A vote was called to withdraw the motion. 35 voted to withdraw the motion, 0 opposed, 0 abstained.
Presentation about the Folklife Center
Dr. Tony Brinkley gave the presentation. He stated that there are concerns that many faculty members associated with the center want shared with the senate. There are questions about a tenured case being turned down. This involves the elimination of a faculty position and the future of a major research accomplishment by Dr. Sandy Ives, who started the center. It also involves the board of advisors of the center. These changes are taking place with no public discussion. Dr. Brinkley feels the senate should be aware.

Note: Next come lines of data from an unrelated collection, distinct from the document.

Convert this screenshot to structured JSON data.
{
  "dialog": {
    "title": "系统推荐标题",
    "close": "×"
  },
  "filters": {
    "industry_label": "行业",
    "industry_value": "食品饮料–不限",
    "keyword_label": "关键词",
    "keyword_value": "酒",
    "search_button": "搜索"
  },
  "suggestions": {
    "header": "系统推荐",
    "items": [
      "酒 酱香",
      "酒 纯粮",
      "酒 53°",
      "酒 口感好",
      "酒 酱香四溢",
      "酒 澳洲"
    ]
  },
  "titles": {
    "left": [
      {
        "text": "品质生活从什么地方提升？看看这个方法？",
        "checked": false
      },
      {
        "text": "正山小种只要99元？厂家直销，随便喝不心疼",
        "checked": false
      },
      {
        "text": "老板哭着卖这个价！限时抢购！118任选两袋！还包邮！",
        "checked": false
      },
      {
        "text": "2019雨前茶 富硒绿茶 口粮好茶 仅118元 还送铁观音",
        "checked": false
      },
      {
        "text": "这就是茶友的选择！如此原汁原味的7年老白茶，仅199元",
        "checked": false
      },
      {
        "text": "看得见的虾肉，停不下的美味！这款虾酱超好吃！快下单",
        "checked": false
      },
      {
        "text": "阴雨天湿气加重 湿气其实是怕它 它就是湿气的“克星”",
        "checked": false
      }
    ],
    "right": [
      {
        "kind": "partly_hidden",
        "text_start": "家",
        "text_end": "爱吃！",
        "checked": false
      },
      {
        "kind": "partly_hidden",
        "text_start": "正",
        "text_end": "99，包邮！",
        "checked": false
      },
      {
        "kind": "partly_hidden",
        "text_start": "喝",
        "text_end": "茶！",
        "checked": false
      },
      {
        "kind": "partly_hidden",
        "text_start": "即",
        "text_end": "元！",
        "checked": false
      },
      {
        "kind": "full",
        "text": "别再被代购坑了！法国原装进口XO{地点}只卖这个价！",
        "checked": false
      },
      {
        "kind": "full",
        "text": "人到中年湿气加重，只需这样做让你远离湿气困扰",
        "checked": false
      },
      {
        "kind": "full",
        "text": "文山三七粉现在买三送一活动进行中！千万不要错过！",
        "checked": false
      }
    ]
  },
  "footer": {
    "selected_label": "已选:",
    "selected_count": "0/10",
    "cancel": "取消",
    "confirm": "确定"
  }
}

The center serves many interests, not only in CLAS but in other colleges as well. Brinkley thinks this is a significant issue. They brought this to the senate as a reorganization issue. Nothing has been approved at this time, so there is still time to bring suggestions to the administration.

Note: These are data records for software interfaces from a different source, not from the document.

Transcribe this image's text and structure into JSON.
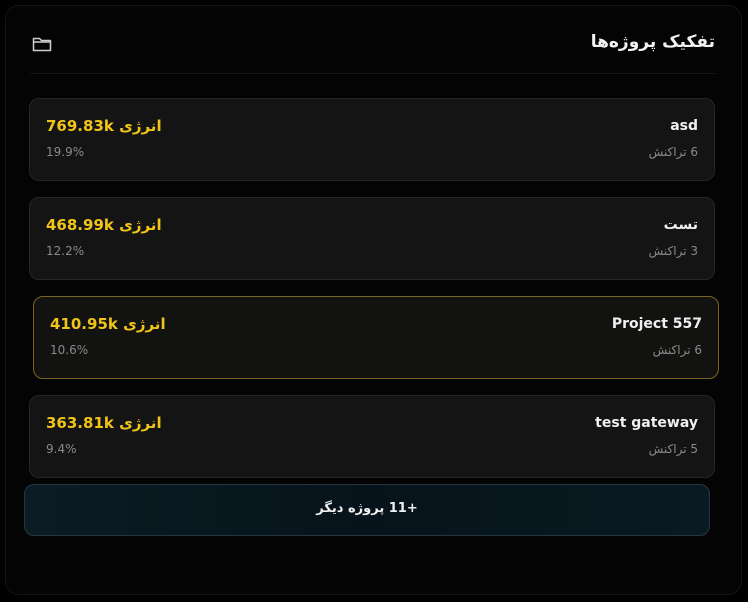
{
  "header": {
    "title": "تفکیک پروژه‌ها",
    "icon": "folder-icon"
  },
  "projects": [
    {
      "name": "asd",
      "transactions": "6 تراکنش",
      "energy": "769.83k انرژی",
      "percent": "19.9%"
    },
    {
      "name": "تست",
      "transactions": "3 تراکنش",
      "energy": "468.99k انرژی",
      "percent": "12.2%"
    },
    {
      "name": "Project 557",
      "transactions": "6 تراکنش",
      "energy": "410.95k انرژی",
      "percent": "10.6%"
    },
    {
      "name": "test gateway",
      "transactions": "5 تراکنش",
      "energy": "363.81k انرژی",
      "percent": "9.4%"
    }
  ],
  "more_button": {
    "label": "+11 پروژه دیگر"
  },
  "colors": {
    "accent": "#f0c419",
    "highlight_border": "#7a6520",
    "more_border": "#213844"
  }
}
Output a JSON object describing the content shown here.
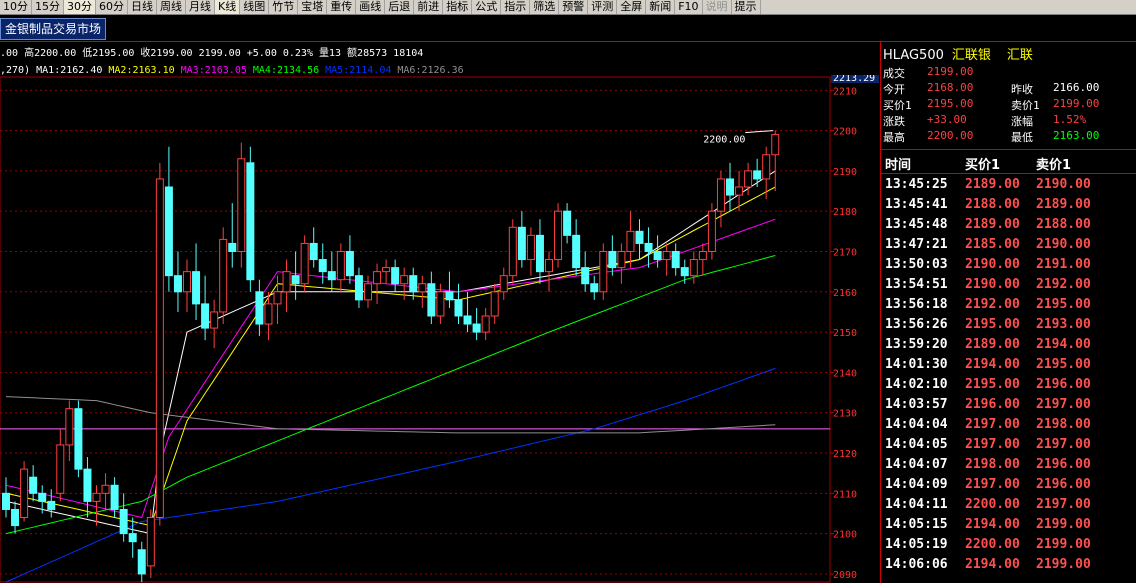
{
  "toolbar": [
    {
      "label": "10分",
      "active": false,
      "disabled": false
    },
    {
      "label": "15分",
      "active": false,
      "disabled": false
    },
    {
      "label": "30分",
      "active": true,
      "disabled": false
    },
    {
      "label": "60分",
      "active": false,
      "disabled": false
    },
    {
      "label": "日线",
      "active": false,
      "disabled": false
    },
    {
      "label": "周线",
      "active": false,
      "disabled": false
    },
    {
      "label": "月线",
      "active": false,
      "disabled": false
    },
    {
      "label": "K线",
      "active": true,
      "disabled": false
    },
    {
      "label": "线图",
      "active": false,
      "disabled": false
    },
    {
      "label": "竹节",
      "active": false,
      "disabled": false
    },
    {
      "label": "宝塔",
      "active": false,
      "disabled": false
    },
    {
      "label": "重传",
      "active": false,
      "disabled": false
    },
    {
      "label": "画线",
      "active": false,
      "disabled": false
    },
    {
      "label": "后退",
      "active": false,
      "disabled": false
    },
    {
      "label": "前进",
      "active": false,
      "disabled": false
    },
    {
      "label": "指标",
      "active": false,
      "disabled": false
    },
    {
      "label": "公式",
      "active": false,
      "disabled": false
    },
    {
      "label": "指示",
      "active": false,
      "disabled": false
    },
    {
      "label": "筛选",
      "active": false,
      "disabled": false
    },
    {
      "label": "预警",
      "active": false,
      "disabled": false
    },
    {
      "label": "评测",
      "active": false,
      "disabled": false
    },
    {
      "label": "全屏",
      "active": false,
      "disabled": false
    },
    {
      "label": "新闻",
      "active": false,
      "disabled": false
    },
    {
      "label": "F10",
      "active": false,
      "disabled": false
    },
    {
      "label": "说明",
      "active": false,
      "disabled": true
    },
    {
      "label": "提示",
      "active": false,
      "disabled": false
    }
  ],
  "market_tab": "金银制品交易市场",
  "quote_line": ".00 高2200.00 低2195.00 收2199.00 2199.00 +5.00 0.23% 量13 额28573 18104",
  "ma_line": [
    {
      "text": ",270)",
      "color": "#ffffff"
    },
    {
      "text": " MA1:2162.40",
      "color": "#ffffff"
    },
    {
      "text": " MA2:2163.10",
      "color": "#ffff00"
    },
    {
      "text": " MA3:2163.05",
      "color": "#ff00ff"
    },
    {
      "text": " MA4:2134.56",
      "color": "#00ff00"
    },
    {
      "text": " MA5:2114.04",
      "color": "#0033ff"
    },
    {
      "text": " MA6:2126.36",
      "color": "#909090"
    }
  ],
  "right_panel": {
    "code": "HLAG500",
    "name": "汇联银",
    "tag": "汇联",
    "info": [
      {
        "l1": "成交",
        "v1": "2199.00",
        "c1": "#ff4040",
        "l2": "",
        "v2": "",
        "c2": "#ffffff"
      },
      {
        "l1": "今开",
        "v1": "2168.00",
        "c1": "#ff4040",
        "l2": "昨收",
        "v2": "2166.00",
        "c2": "#ffffff"
      },
      {
        "l1": "买价1",
        "v1": "2195.00",
        "c1": "#ff4040",
        "l2": "卖价1",
        "v2": "2199.00",
        "c2": "#ff4040"
      },
      {
        "l1": "涨跌",
        "v1": "+33.00",
        "c1": "#ff4040",
        "l2": "涨幅",
        "v2": "1.52%",
        "c2": "#ff4040"
      },
      {
        "l1": "最高",
        "v1": "2200.00",
        "c1": "#ff4040",
        "l2": "最低",
        "v2": "2163.00",
        "c2": "#00ff00"
      }
    ],
    "ticks_header": {
      "time": "时间",
      "bid": "买价1",
      "ask": "卖价1"
    },
    "ticks": [
      {
        "time": "13:45:25",
        "bid": "2189.00",
        "ask": "2190.00"
      },
      {
        "time": "13:45:41",
        "bid": "2188.00",
        "ask": "2189.00"
      },
      {
        "time": "13:45:48",
        "bid": "2189.00",
        "ask": "2188.00"
      },
      {
        "time": "13:47:21",
        "bid": "2185.00",
        "ask": "2190.00"
      },
      {
        "time": "13:50:03",
        "bid": "2190.00",
        "ask": "2191.00"
      },
      {
        "time": "13:54:51",
        "bid": "2190.00",
        "ask": "2192.00"
      },
      {
        "time": "13:56:18",
        "bid": "2192.00",
        "ask": "2195.00"
      },
      {
        "time": "13:56:26",
        "bid": "2195.00",
        "ask": "2193.00"
      },
      {
        "time": "13:59:20",
        "bid": "2189.00",
        "ask": "2194.00"
      },
      {
        "time": "14:01:30",
        "bid": "2194.00",
        "ask": "2195.00"
      },
      {
        "time": "14:02:10",
        "bid": "2195.00",
        "ask": "2196.00"
      },
      {
        "time": "14:03:57",
        "bid": "2196.00",
        "ask": "2197.00"
      },
      {
        "time": "14:04:04",
        "bid": "2197.00",
        "ask": "2198.00"
      },
      {
        "time": "14:04:05",
        "bid": "2197.00",
        "ask": "2197.00"
      },
      {
        "time": "14:04:07",
        "bid": "2198.00",
        "ask": "2196.00"
      },
      {
        "time": "14:04:09",
        "bid": "2197.00",
        "ask": "2196.00"
      },
      {
        "time": "14:04:11",
        "bid": "2200.00",
        "ask": "2197.00"
      },
      {
        "time": "14:05:15",
        "bid": "2194.00",
        "ask": "2199.00"
      },
      {
        "time": "14:05:19",
        "bid": "2200.00",
        "ask": "2199.00"
      },
      {
        "time": "14:06:06",
        "bid": "2194.00",
        "ask": "2199.00"
      }
    ]
  },
  "chart_data": {
    "type": "candlestick",
    "price_label": "2213.29",
    "max_annotation": "2200.00",
    "y_ticks": [
      2090,
      2100,
      2110,
      2120,
      2130,
      2140,
      2150,
      2160,
      2170,
      2180,
      2190,
      2200,
      2210
    ],
    "ylim": [
      2088,
      2213.29
    ],
    "grid": true,
    "reference_level": 2126,
    "candles": [
      [
        2110,
        2114,
        2104,
        2106
      ],
      [
        2106,
        2108,
        2100,
        2102
      ],
      [
        2104,
        2118,
        2103,
        2116
      ],
      [
        2114,
        2117,
        2108,
        2110
      ],
      [
        2110,
        2112,
        2105,
        2108
      ],
      [
        2108,
        2111,
        2104,
        2106
      ],
      [
        2110,
        2126,
        2108,
        2122
      ],
      [
        2122,
        2133,
        2118,
        2131
      ],
      [
        2131,
        2133,
        2114,
        2116
      ],
      [
        2116,
        2119,
        2104,
        2108
      ],
      [
        2108,
        2112,
        2102,
        2110
      ],
      [
        2110,
        2115,
        2106,
        2112
      ],
      [
        2112,
        2114,
        2104,
        2106
      ],
      [
        2106,
        2110,
        2098,
        2100
      ],
      [
        2100,
        2104,
        2094,
        2098
      ],
      [
        2096,
        2098,
        2088,
        2090
      ],
      [
        2092,
        2106,
        2089,
        2104
      ],
      [
        2104,
        2192,
        2102,
        2188
      ],
      [
        2186,
        2196,
        2160,
        2164
      ],
      [
        2164,
        2170,
        2155,
        2160
      ],
      [
        2160,
        2168,
        2155,
        2165
      ],
      [
        2165,
        2172,
        2153,
        2157
      ],
      [
        2157,
        2164,
        2148,
        2151
      ],
      [
        2151,
        2158,
        2146,
        2155
      ],
      [
        2155,
        2176,
        2152,
        2173
      ],
      [
        2172,
        2182,
        2166,
        2170
      ],
      [
        2170,
        2197,
        2166,
        2193
      ],
      [
        2192,
        2196,
        2160,
        2163
      ],
      [
        2160,
        2163,
        2149,
        2152
      ],
      [
        2152,
        2160,
        2148,
        2157
      ],
      [
        2157,
        2164,
        2152,
        2160
      ],
      [
        2160,
        2168,
        2155,
        2165
      ],
      [
        2164,
        2170,
        2158,
        2162
      ],
      [
        2162,
        2174,
        2160,
        2172
      ],
      [
        2172,
        2176,
        2166,
        2168
      ],
      [
        2168,
        2172,
        2162,
        2165
      ],
      [
        2165,
        2170,
        2160,
        2163
      ],
      [
        2163,
        2172,
        2160,
        2170
      ],
      [
        2170,
        2174,
        2162,
        2164
      ],
      [
        2164,
        2166,
        2156,
        2158
      ],
      [
        2158,
        2164,
        2156,
        2162
      ],
      [
        2162,
        2167,
        2157,
        2165
      ],
      [
        2165,
        2168,
        2162,
        2166
      ],
      [
        2166,
        2168,
        2160,
        2162
      ],
      [
        2162,
        2166,
        2158,
        2164
      ],
      [
        2164,
        2166,
        2158,
        2160
      ],
      [
        2160,
        2164,
        2156,
        2162
      ],
      [
        2162,
        2165,
        2152,
        2154
      ],
      [
        2154,
        2162,
        2152,
        2160
      ],
      [
        2160,
        2165,
        2156,
        2158
      ],
      [
        2158,
        2162,
        2152,
        2154
      ],
      [
        2154,
        2160,
        2150,
        2152
      ],
      [
        2152,
        2156,
        2148,
        2150
      ],
      [
        2150,
        2156,
        2148,
        2154
      ],
      [
        2154,
        2162,
        2152,
        2160
      ],
      [
        2160,
        2166,
        2158,
        2164
      ],
      [
        2164,
        2178,
        2162,
        2176
      ],
      [
        2176,
        2180,
        2166,
        2168
      ],
      [
        2168,
        2176,
        2164,
        2174
      ],
      [
        2174,
        2178,
        2162,
        2165
      ],
      [
        2165,
        2170,
        2160,
        2168
      ],
      [
        2168,
        2182,
        2166,
        2180
      ],
      [
        2180,
        2182,
        2172,
        2174
      ],
      [
        2174,
        2178,
        2164,
        2166
      ],
      [
        2166,
        2170,
        2160,
        2162
      ],
      [
        2162,
        2164,
        2158,
        2160
      ],
      [
        2160,
        2172,
        2158,
        2170
      ],
      [
        2170,
        2174,
        2164,
        2166
      ],
      [
        2166,
        2172,
        2162,
        2170
      ],
      [
        2170,
        2180,
        2166,
        2175
      ],
      [
        2175,
        2178,
        2168,
        2172
      ],
      [
        2172,
        2176,
        2166,
        2170
      ],
      [
        2170,
        2174,
        2166,
        2168
      ],
      [
        2168,
        2172,
        2164,
        2170
      ],
      [
        2170,
        2172,
        2164,
        2166
      ],
      [
        2166,
        2168,
        2162,
        2164
      ],
      [
        2164,
        2170,
        2162,
        2168
      ],
      [
        2168,
        2172,
        2164,
        2170
      ],
      [
        2170,
        2182,
        2168,
        2180
      ],
      [
        2180,
        2190,
        2176,
        2188
      ],
      [
        2188,
        2192,
        2180,
        2184
      ],
      [
        2184,
        2190,
        2180,
        2186
      ],
      [
        2186,
        2192,
        2184,
        2190
      ],
      [
        2190,
        2193,
        2186,
        2188
      ],
      [
        2188,
        2196,
        2183,
        2194
      ],
      [
        2194,
        2200,
        2185,
        2199
      ]
    ],
    "series": [
      {
        "name": "MA1",
        "color": "#ffffff"
      },
      {
        "name": "MA2",
        "color": "#ffff00"
      },
      {
        "name": "MA3",
        "color": "#ff00ff"
      },
      {
        "name": "MA4",
        "color": "#00ff00"
      },
      {
        "name": "MA5",
        "color": "#0033ff"
      },
      {
        "name": "MA6",
        "color": "#909090"
      }
    ],
    "ma_anchors": [
      {
        "x": [
          0,
          16,
          17,
          20,
          30,
          50,
          70,
          85
        ],
        "y": [
          2108,
          2100,
          2120,
          2150,
          2160,
          2160,
          2168,
          2190
        ]
      },
      {
        "x": [
          0,
          16,
          20,
          30,
          50,
          70,
          85
        ],
        "y": [
          2110,
          2102,
          2128,
          2162,
          2158,
          2168,
          2186
        ]
      },
      {
        "x": [
          0,
          15,
          18,
          30,
          50,
          70,
          85
        ],
        "y": [
          2112,
          2104,
          2124,
          2165,
          2160,
          2166,
          2178
        ]
      },
      {
        "x": [
          0,
          15,
          20,
          40,
          60,
          75,
          85
        ],
        "y": [
          2100,
          2108,
          2114,
          2132,
          2150,
          2163,
          2169
        ]
      },
      {
        "x": [
          0,
          15,
          30,
          50,
          65,
          75,
          85
        ],
        "y": [
          2088,
          2103,
          2108,
          2118,
          2126,
          2133,
          2141
        ]
      },
      {
        "x": [
          0,
          10,
          16,
          30,
          50,
          70,
          85
        ],
        "y": [
          2134,
          2133,
          2130,
          2126,
          2125,
          2125,
          2127
        ]
      }
    ]
  }
}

Dr. Ferland stated that Dr. Richard Judd had wanted to attend the meeting today but had another meeting, but wanted the senate to know that the main issue to him was the closing of a major research center on campus. Whether or not the Folklife Center is moved to the library and regarded as an archive, the fact is that we have a prominent research center, used nation-wide. They are concerned that the center will be closed before the end of the year with no campus discussion.
Dr. Roger Merchant, UMaine Cooperative Extension from Piscataquis County. A member of the senate stated that the services at the Folklife Center are invaluable in order to continue relating stories of parts of the history of the area.
Another member stated that as the creative economy is being pushed by the State of Maine, it seems counterproductive to close the center, where the major part of research is conducted. We are talking about starting new schools yet are trying to close this very successful entity down.
Dr. Ann Schonberger stated that it is very important for the center to have academic leadership, certainly where it pertains to the Women’s Studies Program. She did not think it could function without an academic director connection.
Someone suggested that there be questions directed to administrators and the Director of Libraries at the next senate meeting.
The meeting was adjourned at 4:28 PM.
Kathleen March, Secretary